Give each entry back by retyping it exactly as written.

(Web page and app entries)
_____

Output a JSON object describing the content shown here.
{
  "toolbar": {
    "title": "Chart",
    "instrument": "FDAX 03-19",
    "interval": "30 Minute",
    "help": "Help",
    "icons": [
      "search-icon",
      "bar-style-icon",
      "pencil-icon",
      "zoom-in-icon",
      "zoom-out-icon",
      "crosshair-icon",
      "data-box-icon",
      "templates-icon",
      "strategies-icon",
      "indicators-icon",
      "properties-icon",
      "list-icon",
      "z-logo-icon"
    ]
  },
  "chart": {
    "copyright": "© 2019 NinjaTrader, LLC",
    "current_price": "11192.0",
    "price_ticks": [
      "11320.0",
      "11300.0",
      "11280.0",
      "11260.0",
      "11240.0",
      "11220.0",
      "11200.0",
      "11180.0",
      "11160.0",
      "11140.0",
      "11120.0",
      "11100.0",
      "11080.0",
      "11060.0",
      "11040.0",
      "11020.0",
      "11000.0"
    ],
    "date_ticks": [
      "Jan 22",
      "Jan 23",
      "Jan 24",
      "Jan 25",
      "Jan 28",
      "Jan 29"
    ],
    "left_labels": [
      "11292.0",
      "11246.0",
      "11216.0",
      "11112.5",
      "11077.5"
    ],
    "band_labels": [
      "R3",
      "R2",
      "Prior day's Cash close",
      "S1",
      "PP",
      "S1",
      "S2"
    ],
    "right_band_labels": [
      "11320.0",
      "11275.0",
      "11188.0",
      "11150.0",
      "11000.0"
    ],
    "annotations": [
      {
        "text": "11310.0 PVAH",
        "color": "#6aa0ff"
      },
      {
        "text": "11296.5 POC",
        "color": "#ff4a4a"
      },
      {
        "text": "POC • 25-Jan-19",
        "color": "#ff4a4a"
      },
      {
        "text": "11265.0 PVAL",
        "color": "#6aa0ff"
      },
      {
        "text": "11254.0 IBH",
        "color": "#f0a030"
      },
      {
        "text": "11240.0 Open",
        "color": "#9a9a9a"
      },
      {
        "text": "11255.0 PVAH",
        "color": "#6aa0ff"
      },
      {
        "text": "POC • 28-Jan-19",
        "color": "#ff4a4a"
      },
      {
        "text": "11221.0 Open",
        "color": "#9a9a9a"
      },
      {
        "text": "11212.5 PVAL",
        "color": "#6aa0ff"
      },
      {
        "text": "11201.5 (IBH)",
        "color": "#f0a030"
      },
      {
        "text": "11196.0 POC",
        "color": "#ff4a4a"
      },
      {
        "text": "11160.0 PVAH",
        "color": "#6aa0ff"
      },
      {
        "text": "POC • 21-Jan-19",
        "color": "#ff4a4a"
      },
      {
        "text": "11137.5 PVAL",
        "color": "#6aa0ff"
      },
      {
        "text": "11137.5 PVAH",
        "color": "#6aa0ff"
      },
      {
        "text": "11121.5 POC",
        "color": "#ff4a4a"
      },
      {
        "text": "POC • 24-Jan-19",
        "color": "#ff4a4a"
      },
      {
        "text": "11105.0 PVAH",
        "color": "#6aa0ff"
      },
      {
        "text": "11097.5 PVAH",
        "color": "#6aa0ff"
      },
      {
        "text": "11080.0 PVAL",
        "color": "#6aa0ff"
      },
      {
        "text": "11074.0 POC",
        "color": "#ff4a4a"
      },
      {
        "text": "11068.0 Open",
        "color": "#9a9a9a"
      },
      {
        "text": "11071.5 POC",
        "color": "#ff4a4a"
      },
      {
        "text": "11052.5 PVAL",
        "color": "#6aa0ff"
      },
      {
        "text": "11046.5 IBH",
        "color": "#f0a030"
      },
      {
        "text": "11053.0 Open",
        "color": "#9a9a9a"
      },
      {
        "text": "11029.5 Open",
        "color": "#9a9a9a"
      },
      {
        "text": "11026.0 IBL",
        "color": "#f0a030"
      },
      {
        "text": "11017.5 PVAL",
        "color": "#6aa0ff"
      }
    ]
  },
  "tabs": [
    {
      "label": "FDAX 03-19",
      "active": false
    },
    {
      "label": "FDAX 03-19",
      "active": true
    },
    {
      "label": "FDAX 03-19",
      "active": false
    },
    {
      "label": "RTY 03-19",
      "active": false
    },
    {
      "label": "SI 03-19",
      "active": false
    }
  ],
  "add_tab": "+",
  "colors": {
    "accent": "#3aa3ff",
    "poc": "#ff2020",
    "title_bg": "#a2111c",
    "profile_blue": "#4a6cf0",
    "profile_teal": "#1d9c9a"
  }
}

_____

OUTPUT FOR THIS TASK
Output a JSON object describing the content shown here.
{
  "toolbar": {
    "title": "Chart",
    "instrument": "FDAX 03-19",
    "interval": "30 Minute",
    "help": "Help",
    "icons": [
      "search-icon",
      "bar-style-icon",
      "pencil-icon",
      "zoom-in-icon",
      "zoom-out-icon",
      "crosshair-icon",
      "data-box-icon",
      "templates-icon",
      "strategies-icon",
      "indicators-icon",
      "properties-icon",
      "list-icon",
      "z-logo-icon"
    ]
  },
  "chart": {
    "copyright": "© 2019 NinjaTrader, LLC",
    "current_price": "11192.0",
    "price_ticks": [
      "11320.0",
      "11300.0",
      "11280.0",
      "11260.0",
      "11240.0",
      "11220.0",
      "11200.0",
      "11180.0",
      "11160.0",
      "11140.0",
      "11120.0",
      "11100.0",
      "11080.0",
      "11060.0",
      "11040.0",
      "11020.0",
      "11000.0"
    ],
    "date_ticks": [
      "Jan 22",
      "Jan 23",
      "Jan 24",
      "Jan 25",
      "Jan 28",
      "Jan 29"
    ],
    "left_labels": [
      "11292.0",
      "11246.0",
      "11216.0",
      "11112.5",
      "11077.5"
    ],
    "band_labels": [
      "R3",
      "R2",
      "Prior day's Cash close",
      "S1",
      "PP",
      "S1",
      "S2"
    ],
    "right_band_labels": [
      "11320.0",
      "11275.0",
      "11188.0",
      "11150.0",
      "11000.0"
    ],
    "annotations": [
      {
        "text": "11310.0 PVAH",
        "color": "#6aa0ff"
      },
      {
        "text": "11296.5 POC",
        "color": "#ff4a4a"
      },
      {
        "text": "POC • 25-Jan-19",
        "color": "#ff4a4a"
      },
      {
        "text": "11265.0 PVAL",
        "color": "#6aa0ff"
      },
      {
        "text": "11254.0 IBH",
        "color": "#f0a030"
      },
      {
        "text": "11240.0 Open",
        "color": "#9a9a9a"
      },
      {
        "text": "11255.0 PVAH",
        "color": "#6aa0ff"
      },
      {
        "text": "POC • 28-Jan-19",
        "color": "#ff4a4a"
      },
      {
        "text": "11221.0 Open",
        "color": "#9a9a9a"
      },
      {
        "text": "11212.5 PVAL",
        "color": "#6aa0ff"
      },
      {
        "text": "11201.5 (IBH)",
        "color": "#f0a030"
      },
      {
        "text": "11196.0 POC",
        "color": "#ff4a4a"
      },
      {
        "text": "11160.0 PVAH",
        "color": "#6aa0ff"
      },
      {
        "text": "POC • 21-Jan-19",
        "color": "#ff4a4a"
      },
      {
        "text": "11137.5 PVAL",
        "color": "#6aa0ff"
      },
      {
        "text": "11137.5 PVAH",
        "color": "#6aa0ff"
      },
      {
        "text": "11121.5 POC",
        "color": "#ff4a4a"
      },
      {
        "text": "POC • 24-Jan-19",
        "color": "#ff4a4a"
      },
      {
        "text": "11105.0 PVAH",
        "color": "#6aa0ff"
      },
      {
        "text": "11097.5 PVAH",
        "color": "#6aa0ff"
      },
      {
        "text": "11080.0 PVAL",
        "color": "#6aa0ff"
      },
      {
        "text": "11074.0 POC",
        "color": "#ff4a4a"
      },
      {
        "text": "11068.0 Open",
        "color": "#9a9a9a"
      },
      {
        "text": "11071.5 POC",
        "color": "#ff4a4a"
      },
      {
        "text": "11052.5 PVAL",
        "color": "#6aa0ff"
      },
      {
        "text": "11046.5 IBH",
        "color": "#f0a030"
      },
      {
        "text": "11053.0 Open",
        "color": "#9a9a9a"
      },
      {
        "text": "11029.5 Open",
        "color": "#9a9a9a"
      },
      {
        "text": "11026.0 IBL",
        "color": "#f0a030"
      },
      {
        "text": "11017.5 PVAL",
        "color": "#6aa0ff"
      }
    ]
  },
  "tabs": [
    {
      "label": "FDAX 03-19",
      "active": false
    },
    {
      "label": "FDAX 03-19",
      "active": true
    },
    {
      "label": "FDAX 03-19",
      "active": false
    },
    {
      "label": "RTY 03-19",
      "active": false
    },
    {
      "label": "SI 03-19",
      "active": false
    }
  ],
  "add_tab": "+",
  "colors": {
    "accent": "#3aa3ff",
    "poc": "#ff2020",
    "title_bg": "#a2111c",
    "profile_blue": "#4a6cf0",
    "profile_teal": "#1d9c9a"
  }
}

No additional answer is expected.